Set down every entry again exactly as it stands below.

┄┄┄┄┄┄┄┄┄┄

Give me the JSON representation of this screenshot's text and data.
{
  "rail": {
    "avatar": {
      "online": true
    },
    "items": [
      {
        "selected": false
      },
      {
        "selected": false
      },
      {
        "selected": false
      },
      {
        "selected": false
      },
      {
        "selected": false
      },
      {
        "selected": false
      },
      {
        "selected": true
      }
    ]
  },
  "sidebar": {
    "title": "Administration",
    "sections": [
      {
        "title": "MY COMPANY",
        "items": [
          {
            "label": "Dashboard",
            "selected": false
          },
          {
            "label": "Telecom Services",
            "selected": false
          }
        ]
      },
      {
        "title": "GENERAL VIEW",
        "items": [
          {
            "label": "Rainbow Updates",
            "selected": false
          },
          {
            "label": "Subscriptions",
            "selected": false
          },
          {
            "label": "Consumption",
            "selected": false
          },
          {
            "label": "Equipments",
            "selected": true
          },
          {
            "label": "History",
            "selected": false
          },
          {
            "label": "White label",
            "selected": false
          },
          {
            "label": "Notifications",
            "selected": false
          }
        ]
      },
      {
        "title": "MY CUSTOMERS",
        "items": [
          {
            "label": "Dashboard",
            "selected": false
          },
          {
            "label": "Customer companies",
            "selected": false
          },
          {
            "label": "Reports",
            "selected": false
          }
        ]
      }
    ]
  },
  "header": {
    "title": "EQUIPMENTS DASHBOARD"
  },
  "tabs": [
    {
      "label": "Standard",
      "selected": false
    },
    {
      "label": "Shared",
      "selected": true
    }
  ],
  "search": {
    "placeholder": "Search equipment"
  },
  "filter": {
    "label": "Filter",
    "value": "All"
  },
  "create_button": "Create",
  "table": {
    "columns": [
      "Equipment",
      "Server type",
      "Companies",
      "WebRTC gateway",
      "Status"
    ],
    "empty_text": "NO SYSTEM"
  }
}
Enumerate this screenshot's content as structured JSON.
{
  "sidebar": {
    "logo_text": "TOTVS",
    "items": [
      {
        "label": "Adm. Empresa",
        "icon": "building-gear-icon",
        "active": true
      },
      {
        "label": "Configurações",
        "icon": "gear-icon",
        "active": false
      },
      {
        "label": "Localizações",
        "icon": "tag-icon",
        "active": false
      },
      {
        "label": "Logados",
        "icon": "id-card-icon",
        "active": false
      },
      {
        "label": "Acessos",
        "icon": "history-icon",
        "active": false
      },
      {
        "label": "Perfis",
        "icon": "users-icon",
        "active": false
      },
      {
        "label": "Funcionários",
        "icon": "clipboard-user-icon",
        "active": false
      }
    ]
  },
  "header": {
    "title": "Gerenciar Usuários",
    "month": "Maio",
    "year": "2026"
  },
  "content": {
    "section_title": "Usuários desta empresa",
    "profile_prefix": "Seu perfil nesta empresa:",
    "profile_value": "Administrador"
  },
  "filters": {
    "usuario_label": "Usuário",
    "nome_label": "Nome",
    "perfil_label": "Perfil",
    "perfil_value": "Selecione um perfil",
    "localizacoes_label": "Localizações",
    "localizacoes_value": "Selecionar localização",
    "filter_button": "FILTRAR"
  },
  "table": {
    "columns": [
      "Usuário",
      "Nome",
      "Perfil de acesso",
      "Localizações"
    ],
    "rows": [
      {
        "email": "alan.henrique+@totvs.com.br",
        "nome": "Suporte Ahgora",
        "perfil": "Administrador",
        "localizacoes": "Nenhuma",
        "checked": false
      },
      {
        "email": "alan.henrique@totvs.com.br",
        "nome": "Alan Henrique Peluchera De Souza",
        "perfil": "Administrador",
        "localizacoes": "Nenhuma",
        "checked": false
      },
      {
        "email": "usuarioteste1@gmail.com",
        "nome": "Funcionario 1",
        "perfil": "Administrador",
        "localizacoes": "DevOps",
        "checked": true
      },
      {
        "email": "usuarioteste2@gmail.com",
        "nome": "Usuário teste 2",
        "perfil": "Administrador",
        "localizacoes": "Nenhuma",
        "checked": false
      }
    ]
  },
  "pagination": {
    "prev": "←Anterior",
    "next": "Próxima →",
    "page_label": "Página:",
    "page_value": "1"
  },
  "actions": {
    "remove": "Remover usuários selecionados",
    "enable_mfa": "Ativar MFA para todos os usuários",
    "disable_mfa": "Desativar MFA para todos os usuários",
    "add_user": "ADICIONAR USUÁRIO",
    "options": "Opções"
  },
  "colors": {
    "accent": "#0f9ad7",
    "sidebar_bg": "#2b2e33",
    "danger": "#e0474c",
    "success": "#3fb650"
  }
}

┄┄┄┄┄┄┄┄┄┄

• Reply:
Give me the JSON representation of this screenshot's text and data.
{
  "rail": {
    "avatar": {
      "online": true
    },
    "items": [
      {
        "selected": false
      },
      {
        "selected": false
      },
      {
        "selected": false
      },
      {
        "selected": false
      },
      {
        "selected": false
      },
      {
        "selected": false
      },
      {
        "selected": true
      }
    ]
  },
  "sidebar": {
    "title": "Administration",
    "sections": [
      {
        "title": "MY COMPANY",
        "items": [
          {
            "label": "Dashboard",
            "selected": false
          },
          {
            "label": "Telecom Services",
            "selected": false
          }
        ]
      },
      {
        "title": "GENERAL VIEW",
        "items": [
          {
            "label": "Rainbow Updates",
            "selected": false
          },
          {
            "label": "Subscriptions",
            "selected": false
          },
          {
            "label": "Consumption",
            "selected": false
          },
          {
            "label": "Equipments",
            "selected": true
          },
          {
            "label": "History",
            "selected": false
          },
          {
            "label": "White label",
            "selected": false
          },
          {
            "label": "Notifications",
            "selected": false
          }
        ]
      },
      {
        "title": "MY CUSTOMERS",
        "items": [
          {
            "label": "Dashboard",
            "selected": false
          },
          {
            "label": "Customer companies",
            "selected": false
          },
          {
            "label": "Reports",
            "selected": false
          }
        ]
      }
    ]
  },
  "header": {
    "title": "EQUIPMENTS DASHBOARD"
  },
  "tabs": [
    {
      "label": "Standard",
      "selected": false
    },
    {
      "label": "Shared",
      "selected": true
    }
  ],
  "search": {
    "placeholder": "Search equipment"
  },
  "filter": {
    "label": "Filter",
    "value": "All"
  },
  "create_button": "Create",
  "table": {
    "columns": [
      "Equipment",
      "Server type",
      "Companies",
      "WebRTC gateway",
      "Status"
    ],
    "empty_text": "NO SYSTEM"
  }
}
Enumerate this screenshot's content as structured JSON.
{
  "sidebar": {
    "logo_text": "TOTVS",
    "items": [
      {
        "label": "Adm. Empresa",
        "icon": "building-gear-icon",
        "active": true
      },
      {
        "label": "Configurações",
        "icon": "gear-icon",
        "active": false
      },
      {
        "label": "Localizações",
        "icon": "tag-icon",
        "active": false
      },
      {
        "label": "Logados",
        "icon": "id-card-icon",
        "active": false
      },
      {
        "label": "Acessos",
        "icon": "history-icon",
        "active": false
      },
      {
        "label": "Perfis",
        "icon": "users-icon",
        "active": false
      },
      {
        "label": "Funcionários",
        "icon": "clipboard-user-icon",
        "active": false
      }
    ]
  },
  "header": {
    "title": "Gerenciar Usuários",
    "month": "Maio",
    "year": "2026"
  },
  "content": {
    "section_title": "Usuários desta empresa",
    "profile_prefix": "Seu perfil nesta empresa:",
    "profile_value": "Administrador"
  },
  "filters": {
    "usuario_label": "Usuário",
    "nome_label": "Nome",
    "perfil_label": "Perfil",
    "perfil_value": "Selecione um perfil",
    "localizacoes_label": "Localizações",
    "localizacoes_value": "Selecionar localização",
    "filter_button": "FILTRAR"
  },
  "table": {
    "columns": [
      "Usuário",
      "Nome",
      "Perfil de acesso",
      "Localizações"
    ],
    "rows": [
      {
        "email": "alan.henrique+@totvs.com.br",
        "nome": "Suporte Ahgora",
        "perfil": "Administrador",
        "localizacoes": "Nenhuma",
        "checked": false
      },
      {
        "email": "alan.henrique@totvs.com.br",
        "nome": "Alan Henrique Peluchera De Souza",
        "perfil": "Administrador",
        "localizacoes": "Nenhuma",
        "checked": false
      },
      {
        "email": "usuarioteste1@gmail.com",
        "nome": "Funcionario 1",
        "perfil": "Administrador",
        "localizacoes": "DevOps",
        "checked": true
      },
      {
        "email": "usuarioteste2@gmail.com",
        "nome": "Usuário teste 2",
        "perfil": "Administrador",
        "localizacoes": "Nenhuma",
        "checked": false
      }
    ]
  },
  "pagination": {
    "prev": "←Anterior",
    "next": "Próxima →",
    "page_label": "Página:",
    "page_value": "1"
  },
  "actions": {
    "remove": "Remover usuários selecionados",
    "enable_mfa": "Ativar MFA para todos os usuários",
    "disable_mfa": "Desativar MFA para todos os usuários",
    "add_user": "ADICIONAR USUÁRIO",
    "options": "Opções"
  },
  "colors": {
    "accent": "#0f9ad7",
    "sidebar_bg": "#2b2e33",
    "danger": "#e0474c",
    "success": "#3fb650"
  }
}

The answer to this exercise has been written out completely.